Kenneth Ng stepped foot into the ASUC Office of Academic Affairs before he even set foot on campus — now, he runs the place. However, in order to fill these new shoes, he’ll have to work both with and against the administrative bureaucracy that is UC Berkeley.
Ng launched his campaign last spring on platforms of academic reform and elevating student voices. Starting off strong, Ng claims his first goal is to wrap up that of his predecessor and put minors on diplomas — the class of 2024 will be the best judge of whether or not that goal was successful.
Another target of Ng’s campaign was to eliminate fees for dropping and adding classes past the stated deadlines — $10 per course dropped after the Friday of the second week of instruction and $5 per course added after the Friday of the third week.
However, according to Ng, elimination of the fee is currently in “bureaucratic purgatory.” Having passed the initial stages of approval, the fee removal is being deliberated by the Council of Undergraduate Deans at the request of Chancellor Carol Christ. Though Ng is confident that he has the numbers, the true test of his leadership will be found in his response to a potentially unfavorable outcome.
The other portion of his platform — elevating student voices and rebuilding trust in the ASUC — has hit a more tangible roadblock. Though Ng emphasized his strong relationship and regular meetings with administrative officials, he acknowledged that a lot of decisions continue to be made without student input and hopes to change that.
To do so, he plans to create a liaison program in which his office builds two-way relationships with students in each college.
However, it has proved much easier to connect with students who are already leaders or representatives within said colleges, such as the Haas Business School Association, the Engineering Student Council and the College of Environmental Design Undergraduate Student Council.
Lack of a formal leadership structure, Ng added, poses an additional challenge in reaching students in colleges such as Letters and Science. For such instances, Ng said he is reaching out to student organizations to establish more formal lines of communication.
Yet maintaining those relationships, hearing student concerns and communicating those concerns to those in power is a whole other feat that Ng must take on if he is to truly center students.
His remaining platforms — increasing accessible course content, reducing general education requirements and expanding the limit for pass/no pass lower division courses — seem to be longer-term goals that once again involve many more decision-makers than him alone.

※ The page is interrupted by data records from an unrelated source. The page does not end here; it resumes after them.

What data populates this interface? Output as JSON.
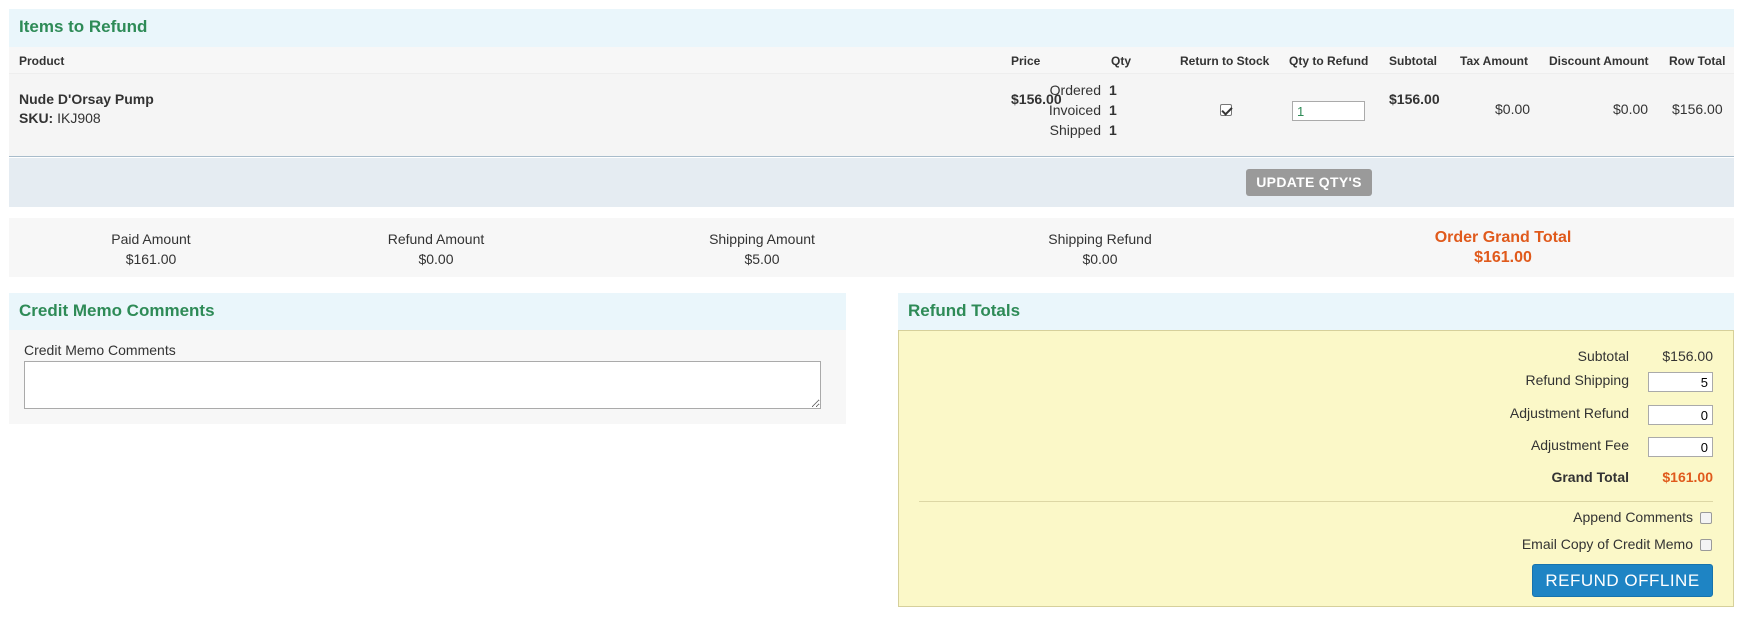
{
  "items_panel": {
    "title": "Items to Refund",
    "columns": {
      "product": "Product",
      "price": "Price",
      "qty": "Qty",
      "return_to_stock": "Return to Stock",
      "qty_to_refund": "Qty to Refund",
      "subtotal": "Subtotal",
      "tax_amount": "Tax Amount",
      "discount_amount": "Discount Amount",
      "row_total": "Row Total"
    },
    "row": {
      "product_name": "Nude D'Orsay Pump",
      "sku_label": "SKU:",
      "sku": "IKJ908",
      "price": "$156.00",
      "qty_ordered_label": "Ordered",
      "qty_ordered": "1",
      "qty_invoiced_label": "Invoiced",
      "qty_invoiced": "1",
      "qty_shipped_label": "Shipped",
      "qty_shipped": "1",
      "return_to_stock": true,
      "qty_to_refund": "1",
      "subtotal": "$156.00",
      "tax_amount": "$0.00",
      "discount_amount": "$0.00",
      "row_total": "$156.00"
    },
    "update_button": "UPDATE QTY'S"
  },
  "summary": {
    "paid_amount_label": "Paid Amount",
    "paid_amount": "$161.00",
    "refund_amount_label": "Refund Amount",
    "refund_amount": "$0.00",
    "shipping_amount_label": "Shipping Amount",
    "shipping_amount": "$5.00",
    "shipping_refund_label": "Shipping Refund",
    "shipping_refund": "$0.00",
    "grand_total_label": "Order Grand Total",
    "grand_total": "$161.00"
  },
  "comments_panel": {
    "title": "Credit Memo Comments",
    "field_label": "Credit Memo Comments",
    "field_value": ""
  },
  "refund_totals": {
    "title": "Refund Totals",
    "subtotal_label": "Subtotal",
    "subtotal": "$156.00",
    "refund_shipping_label": "Refund Shipping",
    "refund_shipping": "5",
    "adjustment_refund_label": "Adjustment Refund",
    "adjustment_refund": "0",
    "adjustment_fee_label": "Adjustment Fee",
    "adjustment_fee": "0",
    "grand_total_label": "Grand Total",
    "grand_total": "$161.00",
    "append_comments_label": "Append Comments",
    "append_comments_checked": false,
    "email_copy_label": "Email Copy of Credit Memo",
    "email_copy_checked": false,
    "refund_button": "REFUND OFFLINE"
  },
  "colors": {
    "section_title": "#2e8b57",
    "grand_total": "#e05a1c",
    "primary_button": "#1e84c4",
    "disabled_button": "#9a9a9a",
    "refund_totals_bg": "#fbf8c8"
  }
}
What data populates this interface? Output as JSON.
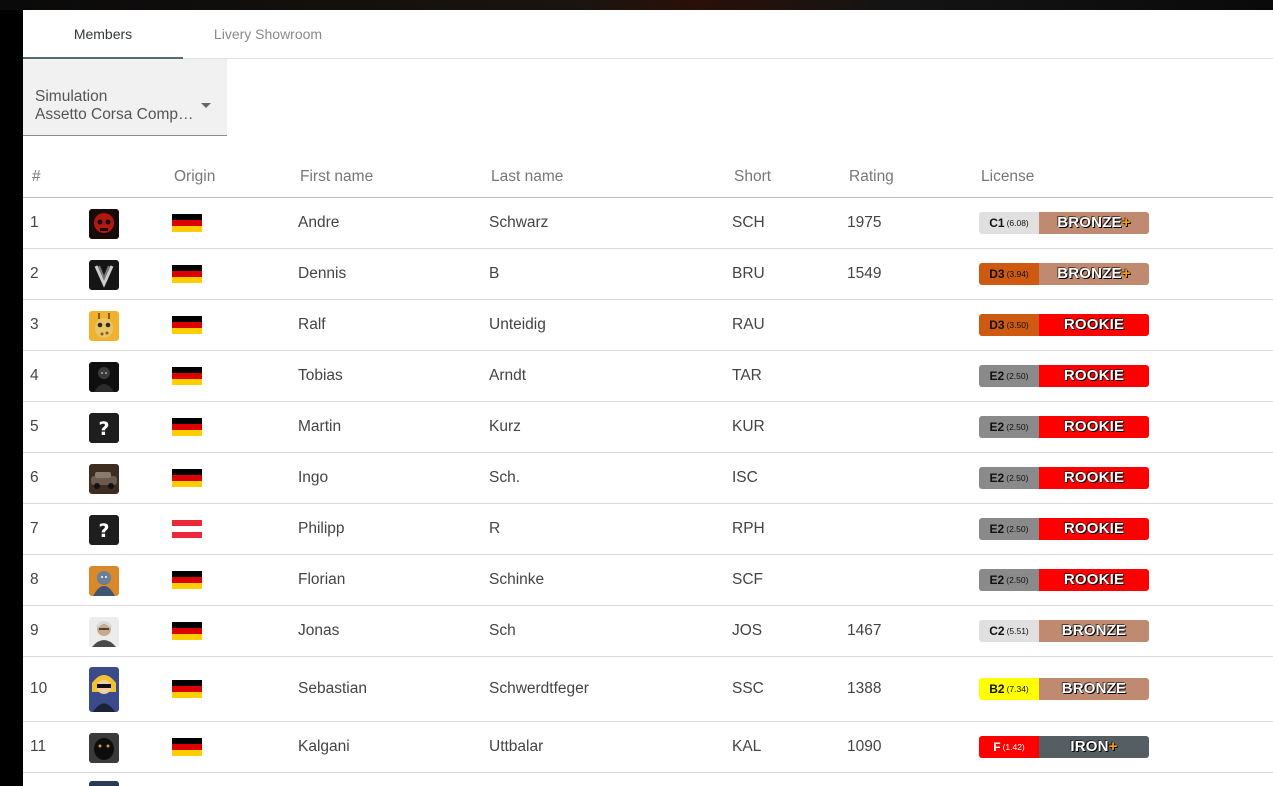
{
  "tabs": [
    {
      "label": "Members",
      "active": true
    },
    {
      "label": "Livery Showroom",
      "active": false
    }
  ],
  "simulation_select": {
    "label": "Simulation",
    "value": "Assetto Corsa Competizione"
  },
  "columns": [
    "#",
    "",
    "Origin",
    "First name",
    "Last name",
    "Short",
    "Rating",
    "License"
  ],
  "colors": {
    "tab_indicator": "#556b73",
    "bronze": "#bf8a6f",
    "rookie": "#ff0000",
    "iron": "#555f63",
    "class_c": "#e0e0e0",
    "class_d": "#cd5a10",
    "class_e": "#8a8a8a",
    "class_b": "#ffff00",
    "class_f": "#ff0000",
    "germany_flag": [
      "#000000",
      "#dd0000",
      "#ffce00"
    ],
    "austria_flag": [
      "#ed2939",
      "#ffffff",
      "#ed2939"
    ]
  },
  "members": [
    {
      "num": "1",
      "avatar": "red-skull-avatar-icon",
      "origin": "germany-flag-icon",
      "first": "Andre",
      "last": "Schwarz",
      "short": "SCH",
      "rating": "1975",
      "license_class": "C1",
      "safety_rating": "(6.08)",
      "tier": "BRONZE",
      "tier_plus": "+"
    },
    {
      "num": "2",
      "avatar": "dark-emblem-avatar-icon",
      "origin": "germany-flag-icon",
      "first": "Dennis",
      "last": "B",
      "short": "BRU",
      "rating": "1549",
      "license_class": "D3",
      "safety_rating": "(3.94)",
      "tier": "BRONZE",
      "tier_plus": "+"
    },
    {
      "num": "3",
      "avatar": "giraffe-avatar-icon",
      "origin": "germany-flag-icon",
      "first": "Ralf",
      "last": "Unteidig",
      "short": "RAU",
      "rating": "",
      "license_class": "D3",
      "safety_rating": "(3.50)",
      "tier": "ROOKIE",
      "tier_plus": ""
    },
    {
      "num": "4",
      "avatar": "dark-figure-avatar-icon",
      "origin": "germany-flag-icon",
      "first": "Tobias",
      "last": "Arndt",
      "short": "TAR",
      "rating": "",
      "license_class": "E2",
      "safety_rating": "(2.50)",
      "tier": "ROOKIE",
      "tier_plus": ""
    },
    {
      "num": "5",
      "avatar": "question-mark-avatar-icon",
      "origin": "germany-flag-icon",
      "first": "Martin",
      "last": "Kurz",
      "short": "KUR",
      "rating": "",
      "license_class": "E2",
      "safety_rating": "(2.50)",
      "tier": "ROOKIE",
      "tier_plus": ""
    },
    {
      "num": "6",
      "avatar": "car-photo-avatar-icon",
      "origin": "germany-flag-icon",
      "first": "Ingo",
      "last": "Sch.",
      "short": "ISC",
      "rating": "",
      "license_class": "E2",
      "safety_rating": "(2.50)",
      "tier": "ROOKIE",
      "tier_plus": ""
    },
    {
      "num": "7",
      "avatar": "question-mark-avatar-icon",
      "origin": "austria-flag-icon",
      "first": "Philipp",
      "last": "R",
      "short": "RPH",
      "rating": "",
      "license_class": "E2",
      "safety_rating": "(2.50)",
      "tier": "ROOKIE",
      "tier_plus": ""
    },
    {
      "num": "8",
      "avatar": "fantasy-character-avatar-icon",
      "origin": "germany-flag-icon",
      "first": "Florian",
      "last": "Schinke",
      "short": "SCF",
      "rating": "",
      "license_class": "E2",
      "safety_rating": "(2.50)",
      "tier": "ROOKIE",
      "tier_plus": ""
    },
    {
      "num": "9",
      "avatar": "old-man-avatar-icon",
      "origin": "germany-flag-icon",
      "first": "Jonas",
      "last": "Sch",
      "short": "JOS",
      "rating": "1467",
      "license_class": "C2",
      "safety_rating": "(5.51)",
      "tier": "BRONZE",
      "tier_plus": ""
    },
    {
      "num": "10",
      "avatar": "anime-character-avatar-icon",
      "origin": "germany-flag-icon",
      "first": "Sebastian",
      "last": "Schwerdtfeger",
      "short": "SSC",
      "rating": "1388",
      "license_class": "B2",
      "safety_rating": "(7.34)",
      "tier": "BRONZE",
      "tier_plus": ""
    },
    {
      "num": "11",
      "avatar": "black-panther-avatar-icon",
      "origin": "germany-flag-icon",
      "first": "Kalgani",
      "last": "Uttbalar",
      "short": "KAL",
      "rating": "1090",
      "license_class": "F",
      "safety_rating": "(1.42)",
      "tier": "IRON",
      "tier_plus": "+"
    }
  ]
}
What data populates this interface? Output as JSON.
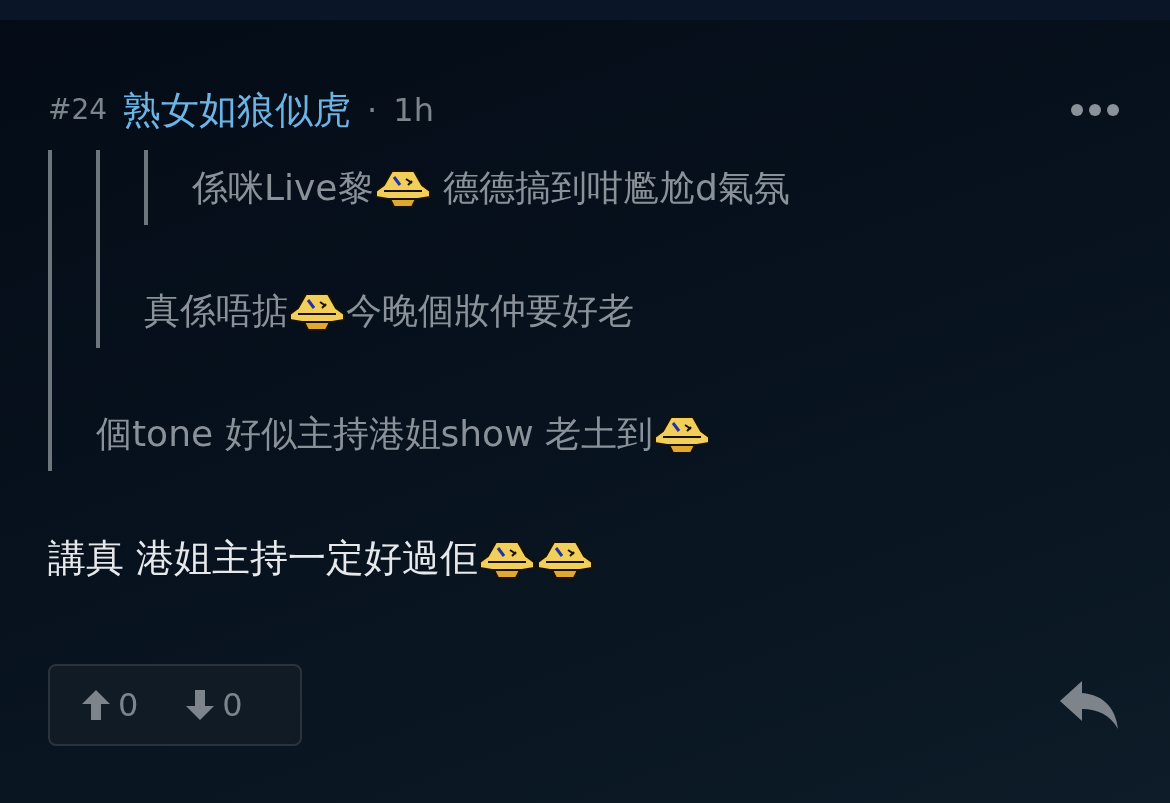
{
  "post": {
    "number": "#24",
    "author": "熟女如狼似虎",
    "separator": "·",
    "time": "1h",
    "quote": {
      "quote": {
        "quote": {
          "parts": [
            {
              "kind": "text",
              "text": "係咪Live黎"
            },
            {
              "kind": "emoji"
            },
            {
              "kind": "text",
              "text": " 德德搞到咁尷尬d氣氛"
            }
          ]
        },
        "parts": [
          {
            "kind": "text",
            "text": "真係唔掂"
          },
          {
            "kind": "emoji"
          },
          {
            "kind": "text",
            "text": "今晚個妝仲要好老"
          }
        ]
      },
      "parts": [
        {
          "kind": "text",
          "text": "個tone 好似主持港姐show 老土到"
        },
        {
          "kind": "emoji"
        }
      ]
    },
    "parts": [
      {
        "kind": "text",
        "text": "講真 港姐主持一定好過佢"
      },
      {
        "kind": "emoji"
      },
      {
        "kind": "emoji"
      }
    ],
    "votes": {
      "up": "0",
      "down": "0"
    }
  }
}
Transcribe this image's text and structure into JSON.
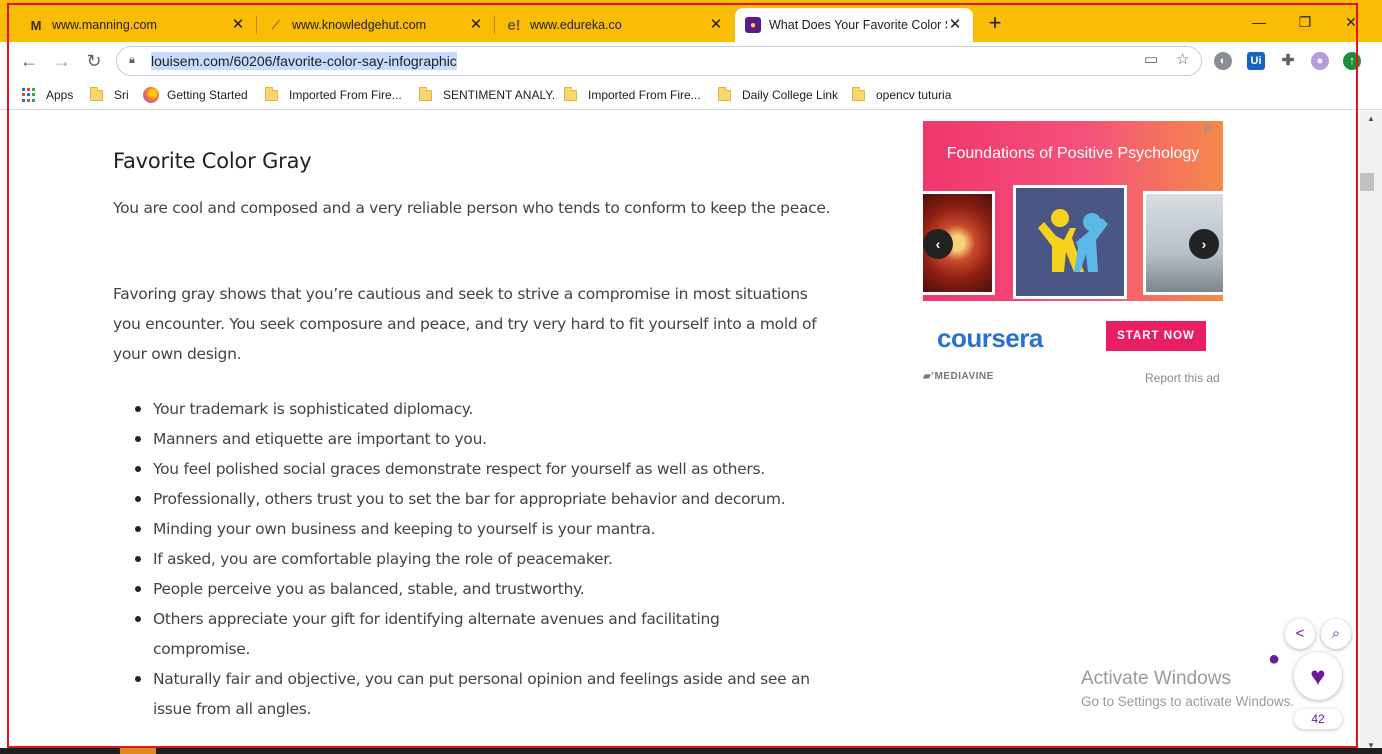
{
  "tabs": [
    {
      "title": "www.manning.com",
      "icon": "manning-icon",
      "active": false
    },
    {
      "title": "www.knowledgehut.com",
      "icon": "knowledgehut-icon",
      "active": false
    },
    {
      "title": "www.edureka.co",
      "icon": "edureka-icon",
      "active": false
    },
    {
      "title": "What Does Your Favorite Color Say",
      "icon": "louisem-icon",
      "active": true
    }
  ],
  "window_controls": {
    "minimize": "—",
    "maximize": "❐",
    "close": "✕"
  },
  "address_bar": {
    "url": "louisem.com/60206/favorite-color-say-infographic"
  },
  "bookmarks": [
    {
      "label": "Apps",
      "icon": "apps-grid-icon"
    },
    {
      "label": "Sri",
      "icon": "folder-icon"
    },
    {
      "label": "Getting Started",
      "icon": "firefox-icon"
    },
    {
      "label": "Imported From Fire...",
      "icon": "folder-icon"
    },
    {
      "label": "SENTIMENT ANALY.",
      "icon": "folder-icon"
    },
    {
      "label": "Imported From Fire...",
      "icon": "folder-icon"
    },
    {
      "label": "Daily College Link",
      "icon": "folder-icon"
    },
    {
      "label": "opencv tuturia",
      "icon": "folder-icon"
    }
  ],
  "article": {
    "heading": "Favorite Color Gray",
    "paragraphs": [
      "You are cool and composed and a very reliable person who tends to conform to keep the peace.",
      "Favoring gray shows that you’re cautious and seek to strive a compromise in most situations you encounter. You seek composure and peace, and try very hard to fit yourself into a mold of your own design."
    ],
    "bullets": [
      "Your trademark is sophisticated diplomacy.",
      "Manners and etiquette are important to you.",
      "You feel polished social graces demonstrate respect for yourself as well as others.",
      "Professionally, others trust you to set the bar for appropriate behavior and decorum.",
      "Minding your own business and keeping to yourself is your mantra.",
      "If asked, you are comfortable playing the role of peacemaker.",
      "People perceive you as balanced, stable, and trustworthy.",
      "Others appreciate your gift for identifying alternate avenues and facilitating compromise.",
      "Naturally fair and objective, you can put personal opinion and feelings aside and see an issue from all angles."
    ]
  },
  "ad": {
    "title": "Foundations of Positive Psychology",
    "brand": "coursera",
    "cta": "START NOW",
    "network": "MEDIAVINE",
    "report": "Report this ad"
  },
  "floating": {
    "like_count": "42"
  },
  "watermark": {
    "line1": "Activate Windows",
    "line2": "Go to Settings to activate Windows."
  },
  "colors": {
    "tabstrip": "#fbbc05",
    "accent_purple": "#6a1b9a",
    "coursera_blue": "#2a73cc",
    "cta_pink": "#e91e63",
    "frame_red": "#e0141e"
  }
}
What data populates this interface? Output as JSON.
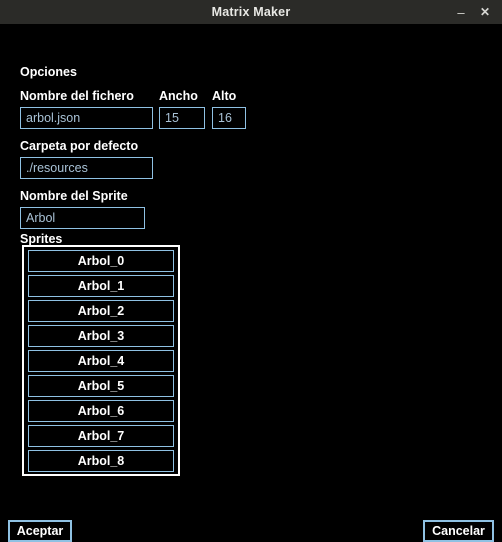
{
  "window": {
    "title": "Matrix Maker",
    "titlebar_buttons": [
      {
        "name": "minimize",
        "glyph": "–"
      },
      {
        "name": "close",
        "glyph": "✕"
      }
    ]
  },
  "options": {
    "section_title": "Opciones",
    "filename": {
      "label": "Nombre del fichero",
      "value": "arbol.json",
      "placeholder": "arbol.json"
    },
    "width": {
      "label": "Ancho",
      "value": "15",
      "placeholder": "15"
    },
    "height": {
      "label": "Alto",
      "value": "16",
      "placeholder": "16"
    },
    "folder": {
      "label": "Carpeta por defecto",
      "value": "./resources",
      "placeholder": "./resources"
    },
    "sprite_name": {
      "label": "Nombre del Sprite",
      "value": "Arbol",
      "placeholder": "Arbol"
    }
  },
  "sprites": {
    "label": "Sprites",
    "items": [
      {
        "label": "Arbol_0"
      },
      {
        "label": "Arbol_1"
      },
      {
        "label": "Arbol_2"
      },
      {
        "label": "Arbol_3"
      },
      {
        "label": "Arbol_4"
      },
      {
        "label": "Arbol_5"
      },
      {
        "label": "Arbol_6"
      },
      {
        "label": "Arbol_7"
      },
      {
        "label": "Arbol_8"
      }
    ]
  },
  "footer": {
    "accept_label": "Aceptar",
    "cancel_label": "Cancelar"
  },
  "colors": {
    "accent_border": "#8fc1e3",
    "titlebar_bg": "#2b2b28",
    "background": "#000000",
    "field_text": "#a9c2d6",
    "frame_border": "#ffffff"
  }
}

Though his term has only just begun, it seems Ng has a firm grasp on the bureaucracy he faces and the tools at his disposal to make the changes students wish to see.